- [Aim of the exercise]
Filter the records below and copy every line containing the word "Tropenfilet".

- [Task input]
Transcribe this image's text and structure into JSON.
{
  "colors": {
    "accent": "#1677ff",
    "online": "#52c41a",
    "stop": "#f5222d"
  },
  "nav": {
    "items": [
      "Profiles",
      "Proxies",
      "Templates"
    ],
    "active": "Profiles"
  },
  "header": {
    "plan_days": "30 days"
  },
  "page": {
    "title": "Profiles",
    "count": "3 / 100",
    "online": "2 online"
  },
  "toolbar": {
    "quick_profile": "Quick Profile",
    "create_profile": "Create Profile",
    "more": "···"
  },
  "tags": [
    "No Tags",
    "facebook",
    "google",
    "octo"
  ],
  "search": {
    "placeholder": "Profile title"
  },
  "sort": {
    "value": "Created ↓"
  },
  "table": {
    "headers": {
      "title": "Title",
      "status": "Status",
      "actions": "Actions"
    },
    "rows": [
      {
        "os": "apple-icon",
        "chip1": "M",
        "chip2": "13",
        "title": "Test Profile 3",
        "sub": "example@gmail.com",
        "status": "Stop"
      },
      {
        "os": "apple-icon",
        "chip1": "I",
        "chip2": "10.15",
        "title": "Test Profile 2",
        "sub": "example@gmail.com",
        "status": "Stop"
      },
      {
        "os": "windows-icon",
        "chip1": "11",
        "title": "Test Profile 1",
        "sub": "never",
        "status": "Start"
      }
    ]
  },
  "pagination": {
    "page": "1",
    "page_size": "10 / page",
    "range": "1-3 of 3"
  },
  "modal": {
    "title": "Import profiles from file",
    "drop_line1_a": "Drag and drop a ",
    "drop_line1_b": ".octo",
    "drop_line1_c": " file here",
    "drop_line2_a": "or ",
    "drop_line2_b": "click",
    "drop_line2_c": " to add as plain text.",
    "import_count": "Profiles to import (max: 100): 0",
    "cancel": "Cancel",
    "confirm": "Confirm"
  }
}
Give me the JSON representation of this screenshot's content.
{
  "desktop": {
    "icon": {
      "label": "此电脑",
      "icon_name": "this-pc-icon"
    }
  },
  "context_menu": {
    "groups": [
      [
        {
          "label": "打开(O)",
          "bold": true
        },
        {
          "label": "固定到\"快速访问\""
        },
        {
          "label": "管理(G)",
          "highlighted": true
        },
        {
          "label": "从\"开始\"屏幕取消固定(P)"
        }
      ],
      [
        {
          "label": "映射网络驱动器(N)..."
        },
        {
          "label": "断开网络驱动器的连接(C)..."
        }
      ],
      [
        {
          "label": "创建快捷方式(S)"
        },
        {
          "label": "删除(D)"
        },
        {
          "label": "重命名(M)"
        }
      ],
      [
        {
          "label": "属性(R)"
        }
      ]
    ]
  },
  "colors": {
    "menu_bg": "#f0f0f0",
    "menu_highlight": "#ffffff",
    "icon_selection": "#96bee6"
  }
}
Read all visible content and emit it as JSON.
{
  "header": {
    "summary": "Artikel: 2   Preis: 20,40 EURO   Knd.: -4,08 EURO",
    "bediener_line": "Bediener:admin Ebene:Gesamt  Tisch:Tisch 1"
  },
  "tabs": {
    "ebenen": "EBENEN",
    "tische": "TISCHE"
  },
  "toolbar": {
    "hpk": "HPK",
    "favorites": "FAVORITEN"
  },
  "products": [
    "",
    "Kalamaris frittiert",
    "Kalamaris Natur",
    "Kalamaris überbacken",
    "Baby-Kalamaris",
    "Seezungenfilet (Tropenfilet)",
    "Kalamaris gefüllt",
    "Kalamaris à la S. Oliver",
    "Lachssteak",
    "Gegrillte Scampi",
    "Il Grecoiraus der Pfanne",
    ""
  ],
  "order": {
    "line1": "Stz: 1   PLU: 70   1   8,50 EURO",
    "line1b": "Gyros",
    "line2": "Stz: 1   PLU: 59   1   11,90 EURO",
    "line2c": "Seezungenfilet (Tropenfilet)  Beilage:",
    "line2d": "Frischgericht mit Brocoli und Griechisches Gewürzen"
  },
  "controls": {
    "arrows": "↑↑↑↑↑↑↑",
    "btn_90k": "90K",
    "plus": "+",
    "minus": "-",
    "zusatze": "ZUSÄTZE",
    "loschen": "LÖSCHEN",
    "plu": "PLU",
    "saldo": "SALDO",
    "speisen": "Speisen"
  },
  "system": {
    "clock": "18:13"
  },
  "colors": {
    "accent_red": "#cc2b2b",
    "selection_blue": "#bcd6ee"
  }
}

- [Response]
    "Seezungenfilet (Tropenfilet)",
    "line2c": "Seezungenfilet (Tropenfilet)  Beilage:",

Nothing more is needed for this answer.